Find Disorderly Conduct Lawyers/Attorneys Near Me

What Is Disorderly Conduct?

Disorderly conduct is a criminal charge in most jurisdictions in the United States and certain other countries. Typically, "disorderly conduct" makes it a crime to be drunk in public, to "disturb the peace", or to loiter in certain areas. Many types of unruly conduct may fit the definition of disorderly conduct, as such statutes are often used as "catch-all" crimes. Police may use a disorderly conduct charge to keep the peace when people are behaving in a disruptive manner to themselves or others, but otherwise, present no danger.

In most jurisdictions, the decision of whether or not the act complained of is disorderly conduct is made by a judge. Following this determination, a jury decides whether or not the accused is guilty of the offense, provided there is a to be decided.The punishment for disorderly conduct is usually fixed by statute. Under most statutes, the penalty consists of a fine, imprisonment, or both. Some statutes provide that an accused cannot be imprisoned for disorderly conduct unless he or she has been given an opportunity to pay a fine and has defaulted on the payment.


The definition of disorderly conduct can vary from state to state. For instance, in some states, mere possession of an open container of alcohol can constitute disorderly conduct. Similarly, the penalties can vary widely and often depend on the exact nature of the conduct. For lesser offenses, a police officer may simply issue a citation requiring the recipient to pay a fine, like a traffic ticket. For more dangerous or disruptive behavior, the police officer may bring the person to the local jail and require someone to bail the person out. If you have more questions about the disorderly conduct, you should check your state’s laws or consult with a local criminal attorney.

Fighting, Assaultive, or Harassing Behavior  

The second type of conduct that could qualify for a disorderly conduct charge is fighting or assaultive behavior. This sub-category could include two men mutually deciding to fight at a bar. It would not ordinarily be an assault because both men consented, but the fight could still be considered disorderly conduct because it involves a fight at a public location. Disorderly conduct in this aspect could also include the use of assaultive type devices. For example, if a person fires a gun in the air, they have not necessarily assaulted someone, but may have done an act to place another in fear. Throwing smoke bombs with obnoxious fumes could also qualify as disorderly conduct, even absent a specific intent to hurt someone. A defendant’s goal to harass or alarm is enough.

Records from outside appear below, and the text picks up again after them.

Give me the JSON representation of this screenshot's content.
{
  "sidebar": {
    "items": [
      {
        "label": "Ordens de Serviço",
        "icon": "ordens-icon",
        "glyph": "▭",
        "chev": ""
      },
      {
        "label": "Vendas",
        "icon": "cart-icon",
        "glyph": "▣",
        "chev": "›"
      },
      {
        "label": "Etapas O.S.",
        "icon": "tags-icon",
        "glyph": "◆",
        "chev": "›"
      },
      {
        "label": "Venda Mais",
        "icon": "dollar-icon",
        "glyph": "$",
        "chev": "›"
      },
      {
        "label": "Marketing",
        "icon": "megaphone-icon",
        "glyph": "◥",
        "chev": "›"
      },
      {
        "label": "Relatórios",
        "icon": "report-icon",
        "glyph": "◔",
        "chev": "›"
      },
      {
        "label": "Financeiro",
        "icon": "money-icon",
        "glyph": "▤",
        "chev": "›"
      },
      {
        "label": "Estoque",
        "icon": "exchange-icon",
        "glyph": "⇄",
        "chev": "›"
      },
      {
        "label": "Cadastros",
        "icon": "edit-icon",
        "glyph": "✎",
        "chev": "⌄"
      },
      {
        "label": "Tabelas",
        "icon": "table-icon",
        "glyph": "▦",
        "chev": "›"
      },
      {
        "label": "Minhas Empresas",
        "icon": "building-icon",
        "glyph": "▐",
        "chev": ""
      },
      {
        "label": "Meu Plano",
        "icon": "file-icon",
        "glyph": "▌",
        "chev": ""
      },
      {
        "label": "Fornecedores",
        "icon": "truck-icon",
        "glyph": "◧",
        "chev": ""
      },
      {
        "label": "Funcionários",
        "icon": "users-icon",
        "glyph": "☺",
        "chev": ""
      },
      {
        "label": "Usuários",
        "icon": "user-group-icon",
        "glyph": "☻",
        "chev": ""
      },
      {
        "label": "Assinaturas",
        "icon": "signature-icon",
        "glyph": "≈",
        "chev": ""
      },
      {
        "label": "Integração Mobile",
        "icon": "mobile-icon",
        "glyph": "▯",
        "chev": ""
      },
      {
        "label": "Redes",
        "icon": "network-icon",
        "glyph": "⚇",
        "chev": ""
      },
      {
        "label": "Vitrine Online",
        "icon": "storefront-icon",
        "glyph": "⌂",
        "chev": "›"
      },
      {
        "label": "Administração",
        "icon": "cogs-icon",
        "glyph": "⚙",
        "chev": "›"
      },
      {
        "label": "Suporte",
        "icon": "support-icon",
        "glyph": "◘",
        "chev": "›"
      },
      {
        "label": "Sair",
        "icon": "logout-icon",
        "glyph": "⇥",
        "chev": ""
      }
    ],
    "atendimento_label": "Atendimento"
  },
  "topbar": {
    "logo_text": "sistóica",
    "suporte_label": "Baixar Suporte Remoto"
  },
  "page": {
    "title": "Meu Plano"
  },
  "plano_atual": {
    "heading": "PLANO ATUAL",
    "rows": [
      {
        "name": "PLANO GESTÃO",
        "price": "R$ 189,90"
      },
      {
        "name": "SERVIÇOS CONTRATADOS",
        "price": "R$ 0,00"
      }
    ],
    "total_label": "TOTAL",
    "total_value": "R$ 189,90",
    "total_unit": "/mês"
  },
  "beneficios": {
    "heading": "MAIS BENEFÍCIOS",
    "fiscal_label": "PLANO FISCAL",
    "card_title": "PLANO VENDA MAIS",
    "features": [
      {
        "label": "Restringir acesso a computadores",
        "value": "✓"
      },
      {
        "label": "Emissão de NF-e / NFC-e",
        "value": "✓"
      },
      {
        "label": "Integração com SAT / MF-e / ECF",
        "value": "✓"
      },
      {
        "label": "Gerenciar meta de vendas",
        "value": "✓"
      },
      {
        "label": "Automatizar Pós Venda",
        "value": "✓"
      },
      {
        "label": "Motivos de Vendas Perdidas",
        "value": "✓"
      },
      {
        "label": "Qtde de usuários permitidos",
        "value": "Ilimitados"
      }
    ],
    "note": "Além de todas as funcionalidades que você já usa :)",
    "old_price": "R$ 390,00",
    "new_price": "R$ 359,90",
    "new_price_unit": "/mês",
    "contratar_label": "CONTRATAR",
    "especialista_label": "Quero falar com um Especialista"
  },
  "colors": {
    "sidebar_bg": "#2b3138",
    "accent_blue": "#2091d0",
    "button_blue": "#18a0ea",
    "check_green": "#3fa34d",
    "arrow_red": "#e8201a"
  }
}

What Can You Do?

Ask Them to Stop the Behavior: If the person disturbing you is a neighbor or someone you know, and you don’t feel physically threatened or in potential harm, you can explain to the person that the conduct is problematic and ask him or her to stop. If the situation escalates, you should remove yourself immediately.

Contact the Police: If the behavior continues, or if there’s imminent danger (such as fighting) you may want to contact the police and report the situation. A person who disrupts the peace is often given a fair warning by police. In most cases, police involvement may stop the disruptive behavior altogether.

Contact a Lawyer: Finally, if none of the above actions help your situation, and you suffer an injury as a result, it may be necessary to contact an attorney. In addition to violating criminal laws against disturbing the peace, disruptive behavior may violate nuisance laws, making a civil suit necessary. A restraining order, injunction, or other legal remedies may help you put an end to the disruptive behavior.

For more information, see FindLaw’s section on public safety violations.

Facing Disorderly Conduct Charges? Get a Free Case Evaluation 

Whether you've been accused of disturbing the peace, being drunk in public, or any other behaviors that constitute disruptive behavior, it is important to know the consequences of a plea bargain or criminal conviction. Although these cases rarely rise to the level of felonious conduct, you should understand how pleading guilty or no contest can impact your criminal history. Contact a qualified criminal defense attorney for a free case review to learn more.